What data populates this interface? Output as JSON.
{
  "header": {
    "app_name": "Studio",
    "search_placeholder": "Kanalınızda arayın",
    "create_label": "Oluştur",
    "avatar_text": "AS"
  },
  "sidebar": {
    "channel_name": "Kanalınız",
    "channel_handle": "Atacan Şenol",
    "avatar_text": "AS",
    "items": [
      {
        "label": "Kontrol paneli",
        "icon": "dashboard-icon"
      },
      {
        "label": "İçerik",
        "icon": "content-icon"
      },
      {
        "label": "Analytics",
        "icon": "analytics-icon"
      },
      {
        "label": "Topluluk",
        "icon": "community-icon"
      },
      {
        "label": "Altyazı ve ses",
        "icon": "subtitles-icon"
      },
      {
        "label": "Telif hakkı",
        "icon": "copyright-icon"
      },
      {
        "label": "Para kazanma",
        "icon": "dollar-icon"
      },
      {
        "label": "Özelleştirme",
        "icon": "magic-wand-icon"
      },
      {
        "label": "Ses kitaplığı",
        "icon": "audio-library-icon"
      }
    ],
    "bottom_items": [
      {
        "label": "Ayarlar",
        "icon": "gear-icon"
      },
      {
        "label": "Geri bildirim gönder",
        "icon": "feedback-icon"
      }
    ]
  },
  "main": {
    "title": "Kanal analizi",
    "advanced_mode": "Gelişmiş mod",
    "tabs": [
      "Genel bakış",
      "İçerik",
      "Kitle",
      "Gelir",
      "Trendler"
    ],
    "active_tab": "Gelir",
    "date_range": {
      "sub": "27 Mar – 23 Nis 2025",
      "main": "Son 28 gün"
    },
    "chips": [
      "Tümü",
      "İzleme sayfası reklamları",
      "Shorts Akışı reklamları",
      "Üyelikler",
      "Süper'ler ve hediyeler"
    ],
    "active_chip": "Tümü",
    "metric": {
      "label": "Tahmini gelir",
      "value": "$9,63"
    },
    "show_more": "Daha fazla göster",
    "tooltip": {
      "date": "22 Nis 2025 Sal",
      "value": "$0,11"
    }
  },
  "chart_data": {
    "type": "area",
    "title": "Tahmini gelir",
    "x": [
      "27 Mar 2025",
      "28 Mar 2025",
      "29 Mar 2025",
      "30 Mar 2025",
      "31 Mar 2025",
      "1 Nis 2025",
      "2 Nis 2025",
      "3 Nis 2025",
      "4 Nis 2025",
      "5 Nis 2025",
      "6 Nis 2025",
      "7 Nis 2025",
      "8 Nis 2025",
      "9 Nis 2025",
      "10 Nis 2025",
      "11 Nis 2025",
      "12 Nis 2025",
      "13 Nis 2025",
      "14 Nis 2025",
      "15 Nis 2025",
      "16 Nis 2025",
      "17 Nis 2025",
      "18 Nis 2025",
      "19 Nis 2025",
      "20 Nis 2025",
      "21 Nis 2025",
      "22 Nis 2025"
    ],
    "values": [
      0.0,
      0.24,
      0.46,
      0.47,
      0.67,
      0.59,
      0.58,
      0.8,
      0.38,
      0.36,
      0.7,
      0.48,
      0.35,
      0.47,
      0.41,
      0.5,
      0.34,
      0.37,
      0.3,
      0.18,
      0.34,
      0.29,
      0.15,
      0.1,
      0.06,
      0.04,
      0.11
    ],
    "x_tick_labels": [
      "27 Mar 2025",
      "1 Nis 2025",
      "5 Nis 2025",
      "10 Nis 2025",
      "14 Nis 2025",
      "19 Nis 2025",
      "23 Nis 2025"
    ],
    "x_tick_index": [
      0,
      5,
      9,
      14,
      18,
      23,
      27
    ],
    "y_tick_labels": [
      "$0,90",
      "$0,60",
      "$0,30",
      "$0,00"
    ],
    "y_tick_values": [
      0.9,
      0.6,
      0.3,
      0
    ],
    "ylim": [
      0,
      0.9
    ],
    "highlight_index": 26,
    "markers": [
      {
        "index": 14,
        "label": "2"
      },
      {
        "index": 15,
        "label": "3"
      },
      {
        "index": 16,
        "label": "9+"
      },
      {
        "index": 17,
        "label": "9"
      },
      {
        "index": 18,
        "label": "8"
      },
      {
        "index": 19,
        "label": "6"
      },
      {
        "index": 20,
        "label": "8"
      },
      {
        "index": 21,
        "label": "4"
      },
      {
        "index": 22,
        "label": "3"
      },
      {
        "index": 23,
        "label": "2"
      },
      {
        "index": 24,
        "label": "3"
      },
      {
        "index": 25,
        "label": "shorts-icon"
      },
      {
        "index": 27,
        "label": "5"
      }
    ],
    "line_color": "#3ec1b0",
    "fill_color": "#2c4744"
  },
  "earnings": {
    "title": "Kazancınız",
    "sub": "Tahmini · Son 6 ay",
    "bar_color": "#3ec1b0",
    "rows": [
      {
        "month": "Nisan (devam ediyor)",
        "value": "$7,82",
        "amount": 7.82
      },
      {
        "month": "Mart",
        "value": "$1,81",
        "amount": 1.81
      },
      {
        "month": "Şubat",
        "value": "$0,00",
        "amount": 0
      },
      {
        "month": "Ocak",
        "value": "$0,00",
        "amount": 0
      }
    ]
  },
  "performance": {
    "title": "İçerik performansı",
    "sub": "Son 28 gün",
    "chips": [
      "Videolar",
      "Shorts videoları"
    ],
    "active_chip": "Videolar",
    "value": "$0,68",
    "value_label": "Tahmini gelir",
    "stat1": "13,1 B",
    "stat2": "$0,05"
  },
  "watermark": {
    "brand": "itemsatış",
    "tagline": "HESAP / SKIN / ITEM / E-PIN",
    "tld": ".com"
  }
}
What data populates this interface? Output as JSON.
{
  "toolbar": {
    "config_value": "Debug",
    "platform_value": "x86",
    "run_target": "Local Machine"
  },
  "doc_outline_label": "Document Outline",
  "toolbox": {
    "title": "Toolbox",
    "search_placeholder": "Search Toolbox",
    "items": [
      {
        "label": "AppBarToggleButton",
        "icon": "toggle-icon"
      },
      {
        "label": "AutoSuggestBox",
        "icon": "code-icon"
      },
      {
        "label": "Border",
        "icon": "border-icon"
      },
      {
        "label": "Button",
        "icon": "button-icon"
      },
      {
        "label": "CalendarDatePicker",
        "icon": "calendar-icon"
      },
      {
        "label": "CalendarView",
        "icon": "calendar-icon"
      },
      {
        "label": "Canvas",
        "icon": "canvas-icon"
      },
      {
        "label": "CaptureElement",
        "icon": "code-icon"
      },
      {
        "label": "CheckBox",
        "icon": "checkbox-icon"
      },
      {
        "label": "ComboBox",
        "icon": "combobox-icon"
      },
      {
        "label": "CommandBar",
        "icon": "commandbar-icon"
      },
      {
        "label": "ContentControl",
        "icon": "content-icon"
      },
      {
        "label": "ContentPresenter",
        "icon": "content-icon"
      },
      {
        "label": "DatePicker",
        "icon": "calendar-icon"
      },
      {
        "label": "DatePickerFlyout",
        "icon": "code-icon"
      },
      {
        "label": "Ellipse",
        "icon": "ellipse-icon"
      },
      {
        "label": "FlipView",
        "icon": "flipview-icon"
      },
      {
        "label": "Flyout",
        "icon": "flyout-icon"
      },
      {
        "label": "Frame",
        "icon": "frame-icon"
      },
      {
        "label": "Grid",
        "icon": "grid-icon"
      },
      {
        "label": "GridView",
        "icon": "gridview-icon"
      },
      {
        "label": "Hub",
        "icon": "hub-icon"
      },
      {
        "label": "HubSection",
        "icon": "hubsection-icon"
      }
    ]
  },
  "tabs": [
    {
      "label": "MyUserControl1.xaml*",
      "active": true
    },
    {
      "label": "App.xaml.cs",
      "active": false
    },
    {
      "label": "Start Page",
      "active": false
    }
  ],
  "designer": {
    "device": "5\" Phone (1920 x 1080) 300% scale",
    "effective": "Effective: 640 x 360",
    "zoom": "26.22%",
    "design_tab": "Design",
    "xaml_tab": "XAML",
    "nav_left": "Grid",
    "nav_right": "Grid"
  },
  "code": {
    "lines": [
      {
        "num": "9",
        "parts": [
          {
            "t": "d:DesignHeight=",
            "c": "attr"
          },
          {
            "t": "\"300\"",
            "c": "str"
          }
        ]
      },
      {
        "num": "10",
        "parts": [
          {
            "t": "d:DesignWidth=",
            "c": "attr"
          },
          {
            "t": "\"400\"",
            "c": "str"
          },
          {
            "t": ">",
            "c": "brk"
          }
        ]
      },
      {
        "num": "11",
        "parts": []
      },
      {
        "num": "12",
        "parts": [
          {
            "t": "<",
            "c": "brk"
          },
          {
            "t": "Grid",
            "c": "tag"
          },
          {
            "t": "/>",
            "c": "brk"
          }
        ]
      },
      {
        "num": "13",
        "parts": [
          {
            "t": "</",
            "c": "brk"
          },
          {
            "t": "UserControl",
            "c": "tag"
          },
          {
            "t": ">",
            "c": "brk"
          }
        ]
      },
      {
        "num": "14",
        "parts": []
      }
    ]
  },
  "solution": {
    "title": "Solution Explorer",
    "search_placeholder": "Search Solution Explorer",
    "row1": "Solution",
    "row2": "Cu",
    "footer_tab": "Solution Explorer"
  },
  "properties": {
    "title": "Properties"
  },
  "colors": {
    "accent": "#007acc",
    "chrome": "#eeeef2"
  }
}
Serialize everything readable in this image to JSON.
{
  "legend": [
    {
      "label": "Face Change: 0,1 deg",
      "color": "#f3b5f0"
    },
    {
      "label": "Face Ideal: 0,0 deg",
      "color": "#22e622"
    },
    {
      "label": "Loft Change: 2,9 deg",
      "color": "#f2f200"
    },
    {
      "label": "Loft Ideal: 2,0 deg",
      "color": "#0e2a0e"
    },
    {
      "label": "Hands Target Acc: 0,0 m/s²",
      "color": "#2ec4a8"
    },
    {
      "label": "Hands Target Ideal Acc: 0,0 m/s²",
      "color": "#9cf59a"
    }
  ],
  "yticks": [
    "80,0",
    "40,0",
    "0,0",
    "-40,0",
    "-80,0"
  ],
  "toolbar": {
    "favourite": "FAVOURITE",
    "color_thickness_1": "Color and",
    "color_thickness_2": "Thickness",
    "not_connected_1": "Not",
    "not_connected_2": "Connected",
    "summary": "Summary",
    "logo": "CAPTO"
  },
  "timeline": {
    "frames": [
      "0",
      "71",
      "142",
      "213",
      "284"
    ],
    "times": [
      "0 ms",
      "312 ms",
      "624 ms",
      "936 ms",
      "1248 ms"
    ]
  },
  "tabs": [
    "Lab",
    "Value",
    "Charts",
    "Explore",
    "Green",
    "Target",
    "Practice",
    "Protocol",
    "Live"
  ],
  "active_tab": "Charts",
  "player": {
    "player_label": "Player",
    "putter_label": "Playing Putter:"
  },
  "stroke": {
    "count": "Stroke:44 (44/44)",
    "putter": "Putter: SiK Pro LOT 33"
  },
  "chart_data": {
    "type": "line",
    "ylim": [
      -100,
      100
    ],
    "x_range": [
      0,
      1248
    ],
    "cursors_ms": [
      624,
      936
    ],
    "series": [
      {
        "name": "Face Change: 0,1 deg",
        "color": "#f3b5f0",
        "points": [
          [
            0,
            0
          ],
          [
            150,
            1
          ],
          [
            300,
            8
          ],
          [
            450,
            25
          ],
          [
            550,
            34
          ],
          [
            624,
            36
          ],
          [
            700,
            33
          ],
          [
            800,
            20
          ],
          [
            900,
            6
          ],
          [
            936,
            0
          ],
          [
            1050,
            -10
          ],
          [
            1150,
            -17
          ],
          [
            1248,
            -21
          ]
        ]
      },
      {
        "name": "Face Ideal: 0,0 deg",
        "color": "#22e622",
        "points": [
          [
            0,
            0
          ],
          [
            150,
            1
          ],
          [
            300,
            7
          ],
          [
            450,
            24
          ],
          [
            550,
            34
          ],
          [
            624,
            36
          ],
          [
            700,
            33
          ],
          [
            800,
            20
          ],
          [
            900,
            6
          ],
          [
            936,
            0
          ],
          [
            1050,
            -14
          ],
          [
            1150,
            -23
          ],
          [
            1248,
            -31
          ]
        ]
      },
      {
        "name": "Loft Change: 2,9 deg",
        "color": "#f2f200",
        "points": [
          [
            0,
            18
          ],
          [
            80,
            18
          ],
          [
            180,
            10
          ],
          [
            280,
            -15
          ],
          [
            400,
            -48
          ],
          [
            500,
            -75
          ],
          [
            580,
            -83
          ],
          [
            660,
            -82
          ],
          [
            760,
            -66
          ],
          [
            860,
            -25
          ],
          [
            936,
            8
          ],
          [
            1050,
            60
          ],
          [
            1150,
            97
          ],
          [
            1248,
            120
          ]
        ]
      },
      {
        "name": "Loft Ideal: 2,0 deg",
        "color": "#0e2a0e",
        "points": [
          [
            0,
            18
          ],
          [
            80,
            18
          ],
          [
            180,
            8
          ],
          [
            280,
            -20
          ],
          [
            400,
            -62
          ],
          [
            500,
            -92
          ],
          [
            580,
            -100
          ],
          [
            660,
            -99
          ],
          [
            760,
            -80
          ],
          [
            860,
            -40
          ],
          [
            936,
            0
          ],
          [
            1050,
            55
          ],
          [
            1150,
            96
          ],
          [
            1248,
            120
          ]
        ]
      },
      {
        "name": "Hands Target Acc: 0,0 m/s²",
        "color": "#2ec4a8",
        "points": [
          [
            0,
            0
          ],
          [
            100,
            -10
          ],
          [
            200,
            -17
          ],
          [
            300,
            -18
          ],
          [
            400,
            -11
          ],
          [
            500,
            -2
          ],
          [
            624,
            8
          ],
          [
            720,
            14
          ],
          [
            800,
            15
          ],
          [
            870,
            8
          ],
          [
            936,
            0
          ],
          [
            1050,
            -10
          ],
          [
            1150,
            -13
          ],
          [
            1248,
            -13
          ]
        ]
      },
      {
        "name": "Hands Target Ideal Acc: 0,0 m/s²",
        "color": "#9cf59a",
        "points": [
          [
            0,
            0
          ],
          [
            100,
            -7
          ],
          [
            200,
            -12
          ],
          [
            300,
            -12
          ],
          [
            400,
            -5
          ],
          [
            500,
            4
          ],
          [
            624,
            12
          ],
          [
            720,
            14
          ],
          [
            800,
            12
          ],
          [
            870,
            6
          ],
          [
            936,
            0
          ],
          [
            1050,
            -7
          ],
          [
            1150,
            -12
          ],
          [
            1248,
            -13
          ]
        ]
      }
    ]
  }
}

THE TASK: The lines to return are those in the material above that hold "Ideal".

TASK OUTPUT:
      "label": "Face Ideal: 0,0 deg",
      "label": "Loft Ideal: 2,0 deg",
      "label": "Hands Target Ideal Acc: 0,0 m/s²",
        "name": "Face Ideal: 0,0 deg",
        "name": "Loft Ideal: 2,0 deg",
        "name": "Hands Target Ideal Acc: 0,0 m/s²",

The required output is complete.